The Climate Prediction Center, an agency of the U.S. National Weather Service, in its monthly forecast maintained its projections that current El Nino conditions, which have been linked to crop damage around the world, will likely dissipate by late Northern Hemisphere spring or early summer.
“All models indicate that El Nino will weaken ... (and) the chance of La Nina conditions increases into the fall,” the CPC said in its report.
Last month, CPC said it saw a chance of La Nina developing later this year, emerging for the first time since 2012.
Typically less damaging than El Nino, La Nina is characterized by unusually cold ocean temperatures in the equatorial Pacific Ocean and tends to occur unpredictably every two to seven years.

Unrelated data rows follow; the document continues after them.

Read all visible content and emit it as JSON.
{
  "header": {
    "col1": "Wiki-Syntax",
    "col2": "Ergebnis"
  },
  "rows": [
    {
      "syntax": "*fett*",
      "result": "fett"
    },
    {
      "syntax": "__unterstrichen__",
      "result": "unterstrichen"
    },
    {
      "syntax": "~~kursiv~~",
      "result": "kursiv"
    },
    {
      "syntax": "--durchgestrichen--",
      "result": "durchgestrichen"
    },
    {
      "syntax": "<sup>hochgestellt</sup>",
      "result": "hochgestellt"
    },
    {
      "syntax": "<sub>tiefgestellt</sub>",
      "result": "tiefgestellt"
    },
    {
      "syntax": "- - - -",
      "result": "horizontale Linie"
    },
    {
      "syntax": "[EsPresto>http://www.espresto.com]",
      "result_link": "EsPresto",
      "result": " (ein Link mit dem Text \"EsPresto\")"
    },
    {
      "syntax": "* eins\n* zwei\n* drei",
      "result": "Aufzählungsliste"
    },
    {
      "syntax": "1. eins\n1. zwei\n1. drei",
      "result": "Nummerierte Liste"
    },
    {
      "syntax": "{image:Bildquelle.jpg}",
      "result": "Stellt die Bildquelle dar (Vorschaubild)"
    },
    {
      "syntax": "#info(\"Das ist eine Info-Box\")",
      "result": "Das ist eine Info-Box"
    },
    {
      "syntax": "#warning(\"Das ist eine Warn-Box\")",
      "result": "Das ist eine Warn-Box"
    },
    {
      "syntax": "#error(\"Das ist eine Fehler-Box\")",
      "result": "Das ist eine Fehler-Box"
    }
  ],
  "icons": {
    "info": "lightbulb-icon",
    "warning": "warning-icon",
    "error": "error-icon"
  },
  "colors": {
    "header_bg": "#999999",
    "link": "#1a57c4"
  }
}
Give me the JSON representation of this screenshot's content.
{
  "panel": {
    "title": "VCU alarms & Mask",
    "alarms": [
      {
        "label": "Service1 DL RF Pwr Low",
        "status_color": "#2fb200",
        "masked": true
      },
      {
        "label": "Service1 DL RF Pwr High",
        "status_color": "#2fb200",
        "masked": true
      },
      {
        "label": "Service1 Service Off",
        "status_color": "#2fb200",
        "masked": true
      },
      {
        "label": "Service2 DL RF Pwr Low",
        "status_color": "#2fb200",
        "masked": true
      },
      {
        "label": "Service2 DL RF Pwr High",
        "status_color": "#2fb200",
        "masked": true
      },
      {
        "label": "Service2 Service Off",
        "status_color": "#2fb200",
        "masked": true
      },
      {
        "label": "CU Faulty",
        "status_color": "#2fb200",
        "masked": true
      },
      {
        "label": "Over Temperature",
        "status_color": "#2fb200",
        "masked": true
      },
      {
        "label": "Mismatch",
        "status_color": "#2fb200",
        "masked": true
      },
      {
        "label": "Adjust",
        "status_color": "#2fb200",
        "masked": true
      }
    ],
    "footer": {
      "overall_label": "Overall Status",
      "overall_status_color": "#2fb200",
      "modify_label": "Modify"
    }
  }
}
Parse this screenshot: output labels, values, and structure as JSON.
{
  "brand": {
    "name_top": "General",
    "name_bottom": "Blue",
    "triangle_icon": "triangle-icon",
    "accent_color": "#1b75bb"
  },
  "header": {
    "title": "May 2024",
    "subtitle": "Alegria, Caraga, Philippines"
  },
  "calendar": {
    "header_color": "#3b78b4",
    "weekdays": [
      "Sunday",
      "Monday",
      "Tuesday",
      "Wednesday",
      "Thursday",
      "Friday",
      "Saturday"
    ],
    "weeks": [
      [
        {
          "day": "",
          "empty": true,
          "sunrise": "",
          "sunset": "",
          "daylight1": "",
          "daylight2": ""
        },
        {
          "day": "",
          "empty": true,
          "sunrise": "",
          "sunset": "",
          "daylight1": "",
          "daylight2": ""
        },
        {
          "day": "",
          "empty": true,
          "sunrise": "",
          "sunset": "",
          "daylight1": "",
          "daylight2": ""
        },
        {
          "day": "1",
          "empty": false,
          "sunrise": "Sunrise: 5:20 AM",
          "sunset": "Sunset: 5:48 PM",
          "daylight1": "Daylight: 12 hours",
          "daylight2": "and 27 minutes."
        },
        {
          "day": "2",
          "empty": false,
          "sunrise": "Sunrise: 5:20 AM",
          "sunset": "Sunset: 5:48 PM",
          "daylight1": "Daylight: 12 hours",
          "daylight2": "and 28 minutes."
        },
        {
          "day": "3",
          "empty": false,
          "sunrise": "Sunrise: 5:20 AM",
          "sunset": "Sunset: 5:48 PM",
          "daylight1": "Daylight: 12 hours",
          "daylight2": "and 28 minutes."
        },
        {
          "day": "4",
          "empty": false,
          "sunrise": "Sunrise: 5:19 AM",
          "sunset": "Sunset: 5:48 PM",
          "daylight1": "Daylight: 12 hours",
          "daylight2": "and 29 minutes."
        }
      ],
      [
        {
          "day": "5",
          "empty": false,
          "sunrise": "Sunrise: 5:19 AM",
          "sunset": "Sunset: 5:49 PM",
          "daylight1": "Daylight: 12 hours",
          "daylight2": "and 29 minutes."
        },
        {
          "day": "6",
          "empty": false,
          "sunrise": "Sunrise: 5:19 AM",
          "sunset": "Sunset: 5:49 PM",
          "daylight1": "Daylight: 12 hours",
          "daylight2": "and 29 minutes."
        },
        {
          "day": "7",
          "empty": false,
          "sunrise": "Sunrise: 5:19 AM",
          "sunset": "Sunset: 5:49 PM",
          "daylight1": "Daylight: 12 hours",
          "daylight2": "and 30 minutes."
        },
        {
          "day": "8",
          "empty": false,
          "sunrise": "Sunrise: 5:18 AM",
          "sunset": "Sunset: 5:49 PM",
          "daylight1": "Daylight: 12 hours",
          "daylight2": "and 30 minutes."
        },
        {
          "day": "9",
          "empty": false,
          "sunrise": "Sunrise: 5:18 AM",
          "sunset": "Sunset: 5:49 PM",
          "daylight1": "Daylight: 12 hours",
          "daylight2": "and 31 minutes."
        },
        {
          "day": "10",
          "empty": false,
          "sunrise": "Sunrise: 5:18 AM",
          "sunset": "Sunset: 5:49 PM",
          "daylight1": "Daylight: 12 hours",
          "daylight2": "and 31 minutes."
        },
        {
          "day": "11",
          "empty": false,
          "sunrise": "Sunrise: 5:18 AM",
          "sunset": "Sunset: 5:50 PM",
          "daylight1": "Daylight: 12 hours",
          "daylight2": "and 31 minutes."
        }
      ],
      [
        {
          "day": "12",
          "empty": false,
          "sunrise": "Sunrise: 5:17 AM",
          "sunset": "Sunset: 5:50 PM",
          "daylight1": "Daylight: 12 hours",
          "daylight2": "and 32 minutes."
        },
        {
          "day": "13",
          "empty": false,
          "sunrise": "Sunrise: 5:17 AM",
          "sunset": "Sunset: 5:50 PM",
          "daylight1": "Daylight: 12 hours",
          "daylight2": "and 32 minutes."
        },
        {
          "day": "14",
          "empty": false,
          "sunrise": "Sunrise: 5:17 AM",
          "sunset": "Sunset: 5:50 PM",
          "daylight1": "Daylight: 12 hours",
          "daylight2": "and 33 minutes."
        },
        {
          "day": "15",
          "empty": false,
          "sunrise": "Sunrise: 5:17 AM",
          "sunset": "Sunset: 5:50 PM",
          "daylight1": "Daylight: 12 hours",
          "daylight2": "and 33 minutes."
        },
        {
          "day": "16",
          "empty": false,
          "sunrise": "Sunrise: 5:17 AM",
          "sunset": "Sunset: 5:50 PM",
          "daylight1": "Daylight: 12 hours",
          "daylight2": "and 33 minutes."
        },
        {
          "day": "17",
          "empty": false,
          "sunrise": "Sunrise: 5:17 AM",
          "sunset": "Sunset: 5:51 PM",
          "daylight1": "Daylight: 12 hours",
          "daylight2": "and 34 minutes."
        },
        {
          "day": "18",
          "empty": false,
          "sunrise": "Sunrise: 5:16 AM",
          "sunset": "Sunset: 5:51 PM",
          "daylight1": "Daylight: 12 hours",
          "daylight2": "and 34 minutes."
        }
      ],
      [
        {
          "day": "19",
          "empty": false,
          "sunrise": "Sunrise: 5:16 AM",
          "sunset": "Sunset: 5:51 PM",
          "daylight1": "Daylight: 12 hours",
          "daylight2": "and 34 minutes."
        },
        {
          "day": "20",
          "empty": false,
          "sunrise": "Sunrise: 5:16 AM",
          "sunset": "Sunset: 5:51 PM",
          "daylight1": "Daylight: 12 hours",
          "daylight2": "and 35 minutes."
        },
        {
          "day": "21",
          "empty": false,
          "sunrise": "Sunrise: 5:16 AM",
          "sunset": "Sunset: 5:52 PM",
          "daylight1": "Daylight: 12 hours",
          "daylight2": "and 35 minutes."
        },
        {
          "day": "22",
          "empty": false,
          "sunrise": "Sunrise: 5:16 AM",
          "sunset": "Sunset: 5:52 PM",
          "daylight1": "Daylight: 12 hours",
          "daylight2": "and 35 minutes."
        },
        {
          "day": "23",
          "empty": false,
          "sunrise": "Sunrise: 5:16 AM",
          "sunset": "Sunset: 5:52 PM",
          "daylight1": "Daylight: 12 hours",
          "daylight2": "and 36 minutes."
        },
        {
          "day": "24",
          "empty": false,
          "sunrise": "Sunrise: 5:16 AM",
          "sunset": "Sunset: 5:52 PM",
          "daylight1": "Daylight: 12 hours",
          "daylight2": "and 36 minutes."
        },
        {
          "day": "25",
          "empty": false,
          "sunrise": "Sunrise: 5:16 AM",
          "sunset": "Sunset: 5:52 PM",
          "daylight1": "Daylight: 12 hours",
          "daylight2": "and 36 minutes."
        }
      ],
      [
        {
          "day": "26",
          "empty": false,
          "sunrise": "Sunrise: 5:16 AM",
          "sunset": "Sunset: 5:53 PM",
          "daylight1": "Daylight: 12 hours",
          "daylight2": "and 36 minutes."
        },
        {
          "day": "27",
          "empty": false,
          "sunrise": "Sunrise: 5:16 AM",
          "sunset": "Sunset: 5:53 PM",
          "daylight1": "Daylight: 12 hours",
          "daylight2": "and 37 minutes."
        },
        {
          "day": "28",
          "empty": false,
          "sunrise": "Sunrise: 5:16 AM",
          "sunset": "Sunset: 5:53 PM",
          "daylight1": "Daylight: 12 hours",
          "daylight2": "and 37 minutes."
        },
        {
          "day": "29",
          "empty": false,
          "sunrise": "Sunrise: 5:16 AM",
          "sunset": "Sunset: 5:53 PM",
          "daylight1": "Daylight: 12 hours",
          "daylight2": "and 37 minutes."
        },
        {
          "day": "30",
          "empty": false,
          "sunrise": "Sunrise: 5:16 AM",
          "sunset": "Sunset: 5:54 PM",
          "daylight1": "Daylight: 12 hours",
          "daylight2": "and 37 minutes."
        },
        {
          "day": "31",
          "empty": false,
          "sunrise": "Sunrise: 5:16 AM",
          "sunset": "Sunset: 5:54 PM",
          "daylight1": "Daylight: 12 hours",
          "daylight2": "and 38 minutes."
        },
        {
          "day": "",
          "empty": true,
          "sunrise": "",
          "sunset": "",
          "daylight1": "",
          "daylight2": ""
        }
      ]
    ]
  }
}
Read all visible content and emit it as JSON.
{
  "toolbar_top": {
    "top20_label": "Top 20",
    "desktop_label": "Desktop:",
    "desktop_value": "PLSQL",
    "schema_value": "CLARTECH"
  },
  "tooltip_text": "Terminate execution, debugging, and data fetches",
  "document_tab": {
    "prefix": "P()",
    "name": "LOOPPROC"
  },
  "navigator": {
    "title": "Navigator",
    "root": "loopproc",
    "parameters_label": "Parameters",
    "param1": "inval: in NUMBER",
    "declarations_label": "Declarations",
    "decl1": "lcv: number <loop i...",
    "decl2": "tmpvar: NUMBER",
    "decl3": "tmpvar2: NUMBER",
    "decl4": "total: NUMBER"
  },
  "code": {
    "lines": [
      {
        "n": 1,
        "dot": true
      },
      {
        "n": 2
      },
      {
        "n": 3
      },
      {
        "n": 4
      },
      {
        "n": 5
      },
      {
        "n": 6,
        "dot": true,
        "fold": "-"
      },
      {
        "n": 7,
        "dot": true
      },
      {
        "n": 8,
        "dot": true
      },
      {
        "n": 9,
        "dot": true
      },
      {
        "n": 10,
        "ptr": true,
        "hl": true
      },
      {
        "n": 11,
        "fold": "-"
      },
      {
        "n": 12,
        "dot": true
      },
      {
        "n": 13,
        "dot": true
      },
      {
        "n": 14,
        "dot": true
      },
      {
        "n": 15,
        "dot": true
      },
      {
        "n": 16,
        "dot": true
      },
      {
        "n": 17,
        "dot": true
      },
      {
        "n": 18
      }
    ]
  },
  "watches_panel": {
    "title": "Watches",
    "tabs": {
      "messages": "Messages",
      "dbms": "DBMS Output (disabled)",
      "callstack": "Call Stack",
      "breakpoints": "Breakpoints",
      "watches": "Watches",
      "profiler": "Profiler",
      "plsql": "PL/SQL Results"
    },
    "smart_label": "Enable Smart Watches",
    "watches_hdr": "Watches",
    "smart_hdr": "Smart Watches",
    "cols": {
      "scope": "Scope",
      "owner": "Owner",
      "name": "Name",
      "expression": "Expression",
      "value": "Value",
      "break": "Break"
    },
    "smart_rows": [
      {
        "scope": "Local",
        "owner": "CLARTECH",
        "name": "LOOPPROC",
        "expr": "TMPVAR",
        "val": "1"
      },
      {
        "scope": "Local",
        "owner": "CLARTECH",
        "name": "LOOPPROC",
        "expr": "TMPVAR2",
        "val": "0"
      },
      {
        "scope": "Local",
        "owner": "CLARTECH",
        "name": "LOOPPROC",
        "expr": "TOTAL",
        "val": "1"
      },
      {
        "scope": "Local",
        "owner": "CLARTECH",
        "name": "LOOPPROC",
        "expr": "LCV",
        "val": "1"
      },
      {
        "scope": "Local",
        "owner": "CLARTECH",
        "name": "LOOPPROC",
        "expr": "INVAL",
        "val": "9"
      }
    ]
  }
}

Severe occurrences have been linked to floods and droughts.
The strong El Nino still underway has had a significant impact globally and is expected to affect temperature and precipitation patterns across the United States in the upcoming months, the CPC said.
The ongoing El Nino, a warming of sea-surface temperatures in the Pacific, has been linked to serious crop damage, forest fires and flash floods.
Colombia's national planning department has said that forest fires in the nation caused by El Nino have caused economic losses worth 476 billion Colombian pesos ($140 million) in 2015, reported El Colombiano.